3. Avoid alcohol, tobacco, and caffeine. Depending on the habits of the aging adult, this can be either really easy or very difficult. People are creatures of habit, and to change a habit that one enjoys can be especially challenging. If coffee is a must, encourage that it only be consumed in the morning before lunch time. Try to encourage that alcohol and tobacco be cut out completely, as one is a stimulant and the other a depressant, and both are connected to sleep problems. If smoking is something they just won’t let go of, try to gently remind them of the benefits of quitting, set up a support system around them, and research medical methods that have been proven to help, such as nicotine replacements or certain medications. It’s much harder to try and stop using alcohol or tobacco on your own, so make sure to be supportive on the whole journey.
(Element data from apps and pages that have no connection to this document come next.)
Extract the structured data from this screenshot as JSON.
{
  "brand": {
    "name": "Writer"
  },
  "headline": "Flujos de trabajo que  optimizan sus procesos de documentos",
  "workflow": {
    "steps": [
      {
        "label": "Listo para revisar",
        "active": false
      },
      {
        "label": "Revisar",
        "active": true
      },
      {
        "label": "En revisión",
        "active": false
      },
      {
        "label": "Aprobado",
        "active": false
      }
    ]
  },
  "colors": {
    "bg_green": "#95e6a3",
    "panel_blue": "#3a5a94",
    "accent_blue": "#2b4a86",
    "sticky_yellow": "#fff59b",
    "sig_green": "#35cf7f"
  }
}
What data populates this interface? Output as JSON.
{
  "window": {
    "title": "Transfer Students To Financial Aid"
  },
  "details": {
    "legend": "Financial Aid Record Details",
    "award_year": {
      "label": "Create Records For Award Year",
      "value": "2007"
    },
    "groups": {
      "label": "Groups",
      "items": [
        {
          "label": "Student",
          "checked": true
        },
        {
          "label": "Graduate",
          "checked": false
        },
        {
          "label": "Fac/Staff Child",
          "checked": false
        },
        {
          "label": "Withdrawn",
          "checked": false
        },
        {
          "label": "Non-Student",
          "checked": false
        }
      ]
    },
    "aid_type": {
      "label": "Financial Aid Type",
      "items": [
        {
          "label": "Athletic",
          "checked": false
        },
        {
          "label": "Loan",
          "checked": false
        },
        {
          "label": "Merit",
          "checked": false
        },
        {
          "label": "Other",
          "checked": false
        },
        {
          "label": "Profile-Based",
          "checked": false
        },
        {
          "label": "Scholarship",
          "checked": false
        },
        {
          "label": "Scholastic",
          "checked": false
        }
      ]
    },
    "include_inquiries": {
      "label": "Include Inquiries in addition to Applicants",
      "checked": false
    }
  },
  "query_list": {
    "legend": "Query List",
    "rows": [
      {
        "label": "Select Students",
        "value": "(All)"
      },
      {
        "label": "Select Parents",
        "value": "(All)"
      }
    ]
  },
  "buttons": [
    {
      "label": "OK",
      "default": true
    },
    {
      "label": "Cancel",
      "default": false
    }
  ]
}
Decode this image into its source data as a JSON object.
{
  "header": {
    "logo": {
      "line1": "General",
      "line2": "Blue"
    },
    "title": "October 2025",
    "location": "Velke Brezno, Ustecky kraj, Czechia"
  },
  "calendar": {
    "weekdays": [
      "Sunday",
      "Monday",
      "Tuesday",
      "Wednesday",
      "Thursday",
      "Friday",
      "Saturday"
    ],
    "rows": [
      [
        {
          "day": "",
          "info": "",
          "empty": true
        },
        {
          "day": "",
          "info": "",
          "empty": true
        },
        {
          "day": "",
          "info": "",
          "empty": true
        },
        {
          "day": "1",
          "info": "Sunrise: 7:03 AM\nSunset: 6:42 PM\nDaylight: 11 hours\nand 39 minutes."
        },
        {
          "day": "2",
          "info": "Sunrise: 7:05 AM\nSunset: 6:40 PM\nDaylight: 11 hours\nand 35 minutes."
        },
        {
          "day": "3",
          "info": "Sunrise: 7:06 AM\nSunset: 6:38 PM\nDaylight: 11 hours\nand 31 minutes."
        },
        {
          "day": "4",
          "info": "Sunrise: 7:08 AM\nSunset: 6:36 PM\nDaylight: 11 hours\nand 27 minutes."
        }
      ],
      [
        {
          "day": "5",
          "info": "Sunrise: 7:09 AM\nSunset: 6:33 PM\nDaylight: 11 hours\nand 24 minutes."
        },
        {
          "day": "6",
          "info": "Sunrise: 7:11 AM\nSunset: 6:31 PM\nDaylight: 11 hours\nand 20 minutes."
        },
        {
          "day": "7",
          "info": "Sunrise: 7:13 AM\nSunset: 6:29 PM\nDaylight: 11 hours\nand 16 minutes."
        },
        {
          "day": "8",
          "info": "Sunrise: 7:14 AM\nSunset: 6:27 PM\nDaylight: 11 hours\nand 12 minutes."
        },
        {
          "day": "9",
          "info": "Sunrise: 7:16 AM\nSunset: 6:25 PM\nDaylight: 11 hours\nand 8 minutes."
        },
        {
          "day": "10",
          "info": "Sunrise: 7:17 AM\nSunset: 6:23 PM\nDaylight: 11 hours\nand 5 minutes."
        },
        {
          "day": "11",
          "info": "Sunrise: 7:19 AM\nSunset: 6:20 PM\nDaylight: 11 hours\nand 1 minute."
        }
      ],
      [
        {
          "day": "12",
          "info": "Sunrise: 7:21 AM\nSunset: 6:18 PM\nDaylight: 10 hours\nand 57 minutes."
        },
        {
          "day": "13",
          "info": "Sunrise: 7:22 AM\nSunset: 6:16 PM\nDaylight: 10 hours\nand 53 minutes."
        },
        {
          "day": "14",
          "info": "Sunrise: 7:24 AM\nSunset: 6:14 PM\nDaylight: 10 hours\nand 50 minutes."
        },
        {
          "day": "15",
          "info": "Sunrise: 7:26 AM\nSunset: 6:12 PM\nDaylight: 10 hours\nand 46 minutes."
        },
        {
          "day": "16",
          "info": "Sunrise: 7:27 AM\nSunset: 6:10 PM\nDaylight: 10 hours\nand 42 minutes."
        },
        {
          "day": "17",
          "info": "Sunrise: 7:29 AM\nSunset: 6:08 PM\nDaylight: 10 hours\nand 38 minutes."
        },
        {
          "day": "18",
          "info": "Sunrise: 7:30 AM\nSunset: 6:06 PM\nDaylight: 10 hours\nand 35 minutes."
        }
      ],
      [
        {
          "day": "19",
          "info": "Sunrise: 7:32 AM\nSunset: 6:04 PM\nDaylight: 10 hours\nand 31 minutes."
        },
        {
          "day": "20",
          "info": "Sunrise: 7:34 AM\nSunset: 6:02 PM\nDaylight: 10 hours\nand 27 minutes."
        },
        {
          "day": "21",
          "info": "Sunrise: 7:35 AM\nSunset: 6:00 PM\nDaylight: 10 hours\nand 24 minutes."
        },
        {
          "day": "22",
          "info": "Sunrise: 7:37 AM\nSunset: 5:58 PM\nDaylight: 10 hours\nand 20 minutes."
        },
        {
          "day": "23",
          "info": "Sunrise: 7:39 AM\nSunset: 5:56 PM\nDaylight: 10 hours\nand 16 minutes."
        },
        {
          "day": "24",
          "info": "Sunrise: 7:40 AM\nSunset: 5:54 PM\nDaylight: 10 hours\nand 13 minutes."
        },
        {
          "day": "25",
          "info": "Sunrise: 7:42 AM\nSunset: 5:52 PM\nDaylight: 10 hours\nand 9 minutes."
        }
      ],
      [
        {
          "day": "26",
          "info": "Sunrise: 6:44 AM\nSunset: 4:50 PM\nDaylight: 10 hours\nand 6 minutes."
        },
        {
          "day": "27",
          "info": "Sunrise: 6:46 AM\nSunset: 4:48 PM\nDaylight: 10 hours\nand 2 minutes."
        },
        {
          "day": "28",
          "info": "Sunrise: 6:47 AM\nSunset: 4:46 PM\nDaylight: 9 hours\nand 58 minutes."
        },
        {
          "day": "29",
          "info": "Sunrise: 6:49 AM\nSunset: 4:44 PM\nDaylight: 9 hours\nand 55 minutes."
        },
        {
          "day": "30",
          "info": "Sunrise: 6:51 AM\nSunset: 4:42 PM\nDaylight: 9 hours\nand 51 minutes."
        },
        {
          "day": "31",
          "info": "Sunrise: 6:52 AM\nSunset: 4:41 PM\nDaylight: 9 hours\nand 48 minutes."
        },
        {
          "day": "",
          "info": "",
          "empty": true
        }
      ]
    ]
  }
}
4. Establish a routine. Everyone loves to know what’s going to happen next, right? Our physical bodies are not so different from our mental capacities in that way. Waking and going to sleep around the same time every day helps our bodies find their rhythm. Establishing a bedtime routine so that our minds know what is coming next (sleep) is also very helpful. Perhaps after dinner is cleaned up, a few games of cards are played, followed by a shower, some reading, and then it’s off to bed. Alon Avidan, a neuroscientist at the University of Michigan Sleep Disorders Center said this about poor nighttime routines, “The guidelines for good sleep hygiene should really be emphasized because this is exactly what we tell people who come to the sleep clinic,” Avidan says. “If patients would follow some of these guidelines we could eliminate half of the visits to the clinic. Some of them have very bad sleep habits.” Making sure to stay away from the things that cause poor sleep is half the battle.
There are several other healthy sleep practices to try, but go ahead and start on these few. If you aren’t seeing results, contact your doctor and discuss what else might be recommended for your situation. Happy sleeping!
These statements are not the advice of a medical professional. If you have questions or concerns regarding your health, always seek your doctor’s advice.